Pull every line of the entries that has the word "area".

- [INPUT]
-- Opening Marker --

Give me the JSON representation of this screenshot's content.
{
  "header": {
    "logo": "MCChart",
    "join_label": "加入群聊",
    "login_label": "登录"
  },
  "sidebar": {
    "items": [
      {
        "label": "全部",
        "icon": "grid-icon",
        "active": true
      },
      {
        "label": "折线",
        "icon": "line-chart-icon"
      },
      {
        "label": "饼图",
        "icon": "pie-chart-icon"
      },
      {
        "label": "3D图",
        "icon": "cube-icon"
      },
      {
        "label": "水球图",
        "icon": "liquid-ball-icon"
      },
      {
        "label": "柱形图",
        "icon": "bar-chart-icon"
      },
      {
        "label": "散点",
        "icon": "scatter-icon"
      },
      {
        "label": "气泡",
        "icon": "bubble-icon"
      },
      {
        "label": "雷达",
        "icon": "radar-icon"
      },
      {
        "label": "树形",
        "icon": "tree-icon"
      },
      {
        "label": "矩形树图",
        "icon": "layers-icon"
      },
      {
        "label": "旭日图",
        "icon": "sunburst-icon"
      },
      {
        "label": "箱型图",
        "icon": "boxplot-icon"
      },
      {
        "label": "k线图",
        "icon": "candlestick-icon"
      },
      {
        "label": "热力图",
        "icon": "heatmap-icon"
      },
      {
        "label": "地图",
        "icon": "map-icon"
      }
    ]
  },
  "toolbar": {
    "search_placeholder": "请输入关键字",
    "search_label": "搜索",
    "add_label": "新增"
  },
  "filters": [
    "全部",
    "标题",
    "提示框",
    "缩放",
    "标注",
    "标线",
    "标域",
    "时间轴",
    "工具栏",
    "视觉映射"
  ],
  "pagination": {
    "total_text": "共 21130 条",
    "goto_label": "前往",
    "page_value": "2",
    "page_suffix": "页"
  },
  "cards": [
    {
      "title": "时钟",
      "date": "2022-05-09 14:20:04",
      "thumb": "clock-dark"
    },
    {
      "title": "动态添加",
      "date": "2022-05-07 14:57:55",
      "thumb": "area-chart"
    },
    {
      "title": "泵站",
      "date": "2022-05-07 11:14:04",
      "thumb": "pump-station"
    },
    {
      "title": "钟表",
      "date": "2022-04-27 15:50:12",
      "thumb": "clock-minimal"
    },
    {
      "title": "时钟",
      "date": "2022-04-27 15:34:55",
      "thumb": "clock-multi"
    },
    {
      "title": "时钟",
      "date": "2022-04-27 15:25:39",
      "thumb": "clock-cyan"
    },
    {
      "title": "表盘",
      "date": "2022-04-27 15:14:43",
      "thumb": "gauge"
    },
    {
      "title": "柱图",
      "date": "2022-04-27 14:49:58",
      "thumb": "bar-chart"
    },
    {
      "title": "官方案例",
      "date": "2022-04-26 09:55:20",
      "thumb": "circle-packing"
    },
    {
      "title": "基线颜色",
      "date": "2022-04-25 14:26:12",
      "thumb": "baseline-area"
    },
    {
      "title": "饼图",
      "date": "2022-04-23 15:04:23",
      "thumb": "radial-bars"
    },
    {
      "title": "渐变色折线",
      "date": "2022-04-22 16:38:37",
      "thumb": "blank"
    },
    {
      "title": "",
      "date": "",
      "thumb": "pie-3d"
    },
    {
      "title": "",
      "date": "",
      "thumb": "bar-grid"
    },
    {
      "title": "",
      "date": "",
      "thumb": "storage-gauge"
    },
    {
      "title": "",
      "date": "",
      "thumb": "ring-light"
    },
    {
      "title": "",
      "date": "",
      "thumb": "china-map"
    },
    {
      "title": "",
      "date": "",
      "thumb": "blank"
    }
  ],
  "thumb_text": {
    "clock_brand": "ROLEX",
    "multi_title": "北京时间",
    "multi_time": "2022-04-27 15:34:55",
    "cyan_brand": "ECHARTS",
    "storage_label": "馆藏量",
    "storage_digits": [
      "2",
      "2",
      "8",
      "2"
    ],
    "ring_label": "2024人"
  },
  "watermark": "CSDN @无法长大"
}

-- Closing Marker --

- [TASK RESPONSE]
      "thumb": "area-chart"
      "thumb": "baseline-area"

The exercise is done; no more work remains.